medical imaging, and virtual reality to produce and display incredibly
compelling 2D and 3D gr
aphics.”
3




3

“OpenGL

Overview



6

Pros and Cons


One of the biggest advantages of using OpenGL is that
it is the industry standard
for graphics specification. This allows OpenGL to be multiplatform, and vender neutral.
Another advantage is that any changes to OpenGL are overse
en by the ARB to insure
backwards compatibility of older programs, and allows developers enough time to adopt
to any changes made to it. Any OpenGL application is visually consistent when used on
different hardware and operating systems. OpenGL is also o
ne of the easiest API’s to
program, and it is very well documented.



When it comes to programming OpenGL allocations for Windows, using certain
libraries make the application only work on Windows. This eliminates the major
advantage of OpenGL being multi
platform.


Open GL Vs. Direct
-
X



Open GL

Direct
-
X

Vertex Blending

N/A

Yes

Multiple Operating Systems

Yes

No

Extension Mechanism

Yes

Yes

Thorough Specification

Yes

No

Two
-
Sided Lighting

Yes

No

Volume Textures

Yes

No

Hardware Independent Z
-
Buffers

Y
es

No

Accumulation Buffers

Yes

No

Full
-
Screen Antialiasing

Yes

Yes

Motion Blur

Yes

Yes

Depth of Field

Yes

Yes

Stereo Rendering

Yes

No

Point
-
size/Line
-
Width attributes

Yes

No

Picking

Yes

No

Parametric Curves and Surfaces

Yes

No

Cache Geometry

Displ
ay Lists

Vertex Buffers

System Emulation

Hardware Not Present

Let App. Determine

Documentation

Good

Fair

Table
1
: OpenGL Features, and Direct
-
X Features


7

Works Cited:

Astle, Dave, and Hawkins, Kevin.
Beginning OpenGL Game Progra
mming
. Boston,
Thomson Course
Technology, 2004.


“OpenGL Overview.” Article. Nov 29, 2004.
Http://www.opengl.org/about/overview.html


References:

For more information on Open
G
L
:

http://www.opengl.org


For
documentation of OpenGL

specs:

http://www.opengl.org/documentation/specs/version2.0/glspec20.pdf

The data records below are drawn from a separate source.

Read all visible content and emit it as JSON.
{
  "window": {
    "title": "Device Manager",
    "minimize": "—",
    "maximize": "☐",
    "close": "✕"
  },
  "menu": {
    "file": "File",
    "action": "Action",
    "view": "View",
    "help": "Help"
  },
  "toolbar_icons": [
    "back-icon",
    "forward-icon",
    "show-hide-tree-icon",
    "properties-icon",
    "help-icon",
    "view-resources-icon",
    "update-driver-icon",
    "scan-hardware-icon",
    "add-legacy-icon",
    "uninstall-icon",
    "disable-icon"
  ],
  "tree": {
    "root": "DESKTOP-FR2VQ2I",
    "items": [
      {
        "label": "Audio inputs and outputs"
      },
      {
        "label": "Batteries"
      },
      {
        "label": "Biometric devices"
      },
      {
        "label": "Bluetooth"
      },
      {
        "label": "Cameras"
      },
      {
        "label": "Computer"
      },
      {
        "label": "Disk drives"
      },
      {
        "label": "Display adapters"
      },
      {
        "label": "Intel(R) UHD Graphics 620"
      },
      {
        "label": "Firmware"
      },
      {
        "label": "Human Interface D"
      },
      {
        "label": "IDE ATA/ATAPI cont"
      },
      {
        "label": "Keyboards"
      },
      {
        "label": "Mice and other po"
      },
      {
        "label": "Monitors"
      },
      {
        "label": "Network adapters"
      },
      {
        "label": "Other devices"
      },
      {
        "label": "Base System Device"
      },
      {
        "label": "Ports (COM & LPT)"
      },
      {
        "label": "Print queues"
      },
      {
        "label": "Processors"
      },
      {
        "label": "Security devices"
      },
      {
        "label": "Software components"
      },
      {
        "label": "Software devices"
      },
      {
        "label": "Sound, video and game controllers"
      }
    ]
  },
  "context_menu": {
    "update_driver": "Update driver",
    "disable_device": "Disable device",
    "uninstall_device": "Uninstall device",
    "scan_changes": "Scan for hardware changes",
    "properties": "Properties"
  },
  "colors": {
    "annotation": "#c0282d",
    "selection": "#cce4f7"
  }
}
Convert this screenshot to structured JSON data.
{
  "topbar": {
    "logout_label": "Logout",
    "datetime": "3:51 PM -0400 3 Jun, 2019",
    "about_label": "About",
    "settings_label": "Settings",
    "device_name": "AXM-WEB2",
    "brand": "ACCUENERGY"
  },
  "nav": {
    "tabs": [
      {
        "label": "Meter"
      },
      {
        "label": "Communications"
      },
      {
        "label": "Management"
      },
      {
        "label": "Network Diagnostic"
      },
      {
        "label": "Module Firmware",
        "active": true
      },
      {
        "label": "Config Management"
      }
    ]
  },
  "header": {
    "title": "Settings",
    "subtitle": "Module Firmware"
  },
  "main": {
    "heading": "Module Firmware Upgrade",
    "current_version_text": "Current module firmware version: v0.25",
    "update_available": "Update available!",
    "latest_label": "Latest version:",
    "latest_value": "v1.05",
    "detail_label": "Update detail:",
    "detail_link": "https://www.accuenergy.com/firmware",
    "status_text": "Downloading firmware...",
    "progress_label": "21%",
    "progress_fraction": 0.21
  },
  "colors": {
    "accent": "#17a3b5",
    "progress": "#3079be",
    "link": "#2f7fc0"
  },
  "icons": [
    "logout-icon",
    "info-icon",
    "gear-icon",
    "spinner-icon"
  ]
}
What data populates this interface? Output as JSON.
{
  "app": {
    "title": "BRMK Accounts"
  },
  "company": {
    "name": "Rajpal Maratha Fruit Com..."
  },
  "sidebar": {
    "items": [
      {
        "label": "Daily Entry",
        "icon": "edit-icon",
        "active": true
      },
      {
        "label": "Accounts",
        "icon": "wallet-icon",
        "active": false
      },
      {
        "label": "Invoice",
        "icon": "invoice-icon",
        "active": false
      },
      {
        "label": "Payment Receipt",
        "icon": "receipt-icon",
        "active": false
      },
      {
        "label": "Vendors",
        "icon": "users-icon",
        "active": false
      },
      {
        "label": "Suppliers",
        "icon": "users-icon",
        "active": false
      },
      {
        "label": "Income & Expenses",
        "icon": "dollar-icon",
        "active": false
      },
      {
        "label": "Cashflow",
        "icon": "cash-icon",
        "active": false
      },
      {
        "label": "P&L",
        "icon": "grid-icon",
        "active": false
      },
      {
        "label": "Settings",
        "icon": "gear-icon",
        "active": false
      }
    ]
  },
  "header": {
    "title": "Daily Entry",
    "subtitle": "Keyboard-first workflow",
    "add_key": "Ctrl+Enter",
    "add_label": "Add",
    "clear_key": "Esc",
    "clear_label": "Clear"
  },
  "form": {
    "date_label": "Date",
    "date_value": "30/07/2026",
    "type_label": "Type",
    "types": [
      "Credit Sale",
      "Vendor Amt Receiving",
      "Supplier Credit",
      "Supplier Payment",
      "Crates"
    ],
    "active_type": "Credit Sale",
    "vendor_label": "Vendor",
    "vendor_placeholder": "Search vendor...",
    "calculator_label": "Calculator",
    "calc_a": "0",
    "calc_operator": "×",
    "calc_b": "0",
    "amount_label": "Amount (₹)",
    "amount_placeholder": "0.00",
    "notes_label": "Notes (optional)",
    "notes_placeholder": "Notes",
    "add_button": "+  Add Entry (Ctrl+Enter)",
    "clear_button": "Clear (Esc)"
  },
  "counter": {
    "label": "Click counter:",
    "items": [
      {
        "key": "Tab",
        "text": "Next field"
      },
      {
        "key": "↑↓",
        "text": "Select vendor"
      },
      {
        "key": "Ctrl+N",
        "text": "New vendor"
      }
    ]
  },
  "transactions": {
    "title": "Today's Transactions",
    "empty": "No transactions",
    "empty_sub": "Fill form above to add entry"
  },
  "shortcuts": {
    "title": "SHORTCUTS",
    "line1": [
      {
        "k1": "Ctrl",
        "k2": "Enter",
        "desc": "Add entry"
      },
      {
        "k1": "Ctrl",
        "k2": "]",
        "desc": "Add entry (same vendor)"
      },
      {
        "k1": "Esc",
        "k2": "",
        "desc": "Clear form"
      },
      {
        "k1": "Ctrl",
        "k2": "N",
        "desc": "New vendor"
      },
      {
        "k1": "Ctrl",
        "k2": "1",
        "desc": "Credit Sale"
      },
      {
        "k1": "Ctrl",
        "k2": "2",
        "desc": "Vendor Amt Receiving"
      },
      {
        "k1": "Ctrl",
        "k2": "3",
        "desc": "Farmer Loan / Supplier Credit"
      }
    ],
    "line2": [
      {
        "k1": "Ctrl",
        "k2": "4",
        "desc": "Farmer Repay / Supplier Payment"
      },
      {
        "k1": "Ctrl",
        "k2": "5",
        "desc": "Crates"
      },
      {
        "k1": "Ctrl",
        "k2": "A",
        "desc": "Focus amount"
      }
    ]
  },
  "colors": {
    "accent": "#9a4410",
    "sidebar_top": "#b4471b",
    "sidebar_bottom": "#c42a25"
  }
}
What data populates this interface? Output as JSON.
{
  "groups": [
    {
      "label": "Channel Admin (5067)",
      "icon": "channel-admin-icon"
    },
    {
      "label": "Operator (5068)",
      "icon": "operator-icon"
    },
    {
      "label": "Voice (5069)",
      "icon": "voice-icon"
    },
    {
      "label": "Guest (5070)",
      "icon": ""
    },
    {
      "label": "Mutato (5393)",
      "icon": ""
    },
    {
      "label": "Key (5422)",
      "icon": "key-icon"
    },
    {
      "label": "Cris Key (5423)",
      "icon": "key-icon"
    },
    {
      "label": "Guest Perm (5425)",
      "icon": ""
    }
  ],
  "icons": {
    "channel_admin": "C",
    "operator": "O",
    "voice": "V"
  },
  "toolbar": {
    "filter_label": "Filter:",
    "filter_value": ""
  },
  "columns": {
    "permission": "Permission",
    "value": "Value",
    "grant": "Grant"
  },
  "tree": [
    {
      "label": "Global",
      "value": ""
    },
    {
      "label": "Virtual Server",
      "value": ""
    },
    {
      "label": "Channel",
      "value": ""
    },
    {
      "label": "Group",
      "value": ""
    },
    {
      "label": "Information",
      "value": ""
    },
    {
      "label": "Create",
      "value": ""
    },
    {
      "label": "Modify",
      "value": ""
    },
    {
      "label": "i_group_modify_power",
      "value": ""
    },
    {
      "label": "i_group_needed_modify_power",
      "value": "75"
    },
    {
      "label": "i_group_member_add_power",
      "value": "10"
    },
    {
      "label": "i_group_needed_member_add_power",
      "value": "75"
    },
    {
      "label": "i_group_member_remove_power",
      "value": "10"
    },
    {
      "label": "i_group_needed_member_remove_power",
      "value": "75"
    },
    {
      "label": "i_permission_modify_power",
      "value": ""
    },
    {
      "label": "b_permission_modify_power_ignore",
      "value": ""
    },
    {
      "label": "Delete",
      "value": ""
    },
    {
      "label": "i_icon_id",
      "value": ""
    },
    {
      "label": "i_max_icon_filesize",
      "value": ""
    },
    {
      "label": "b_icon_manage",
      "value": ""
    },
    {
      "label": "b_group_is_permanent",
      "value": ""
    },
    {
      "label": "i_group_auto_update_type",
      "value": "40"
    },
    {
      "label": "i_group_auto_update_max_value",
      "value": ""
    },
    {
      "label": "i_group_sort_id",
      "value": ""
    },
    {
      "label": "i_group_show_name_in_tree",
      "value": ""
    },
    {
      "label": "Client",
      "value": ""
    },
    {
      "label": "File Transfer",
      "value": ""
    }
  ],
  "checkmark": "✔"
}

For more information on
OpenGL extensions:

http://oss.sgi.com/projects/ogl
-
sample/registry/


For more information on GLUT:

http://www.opengl.org/r
esources/libraries/glut.html


For more information on SDL:

http://www.libsdl.org


For more information on Glee:

http://elf
-
stone.com/downloads.php#GLee


For mo
re information on Direct
-
X:

http://www.microsoft.com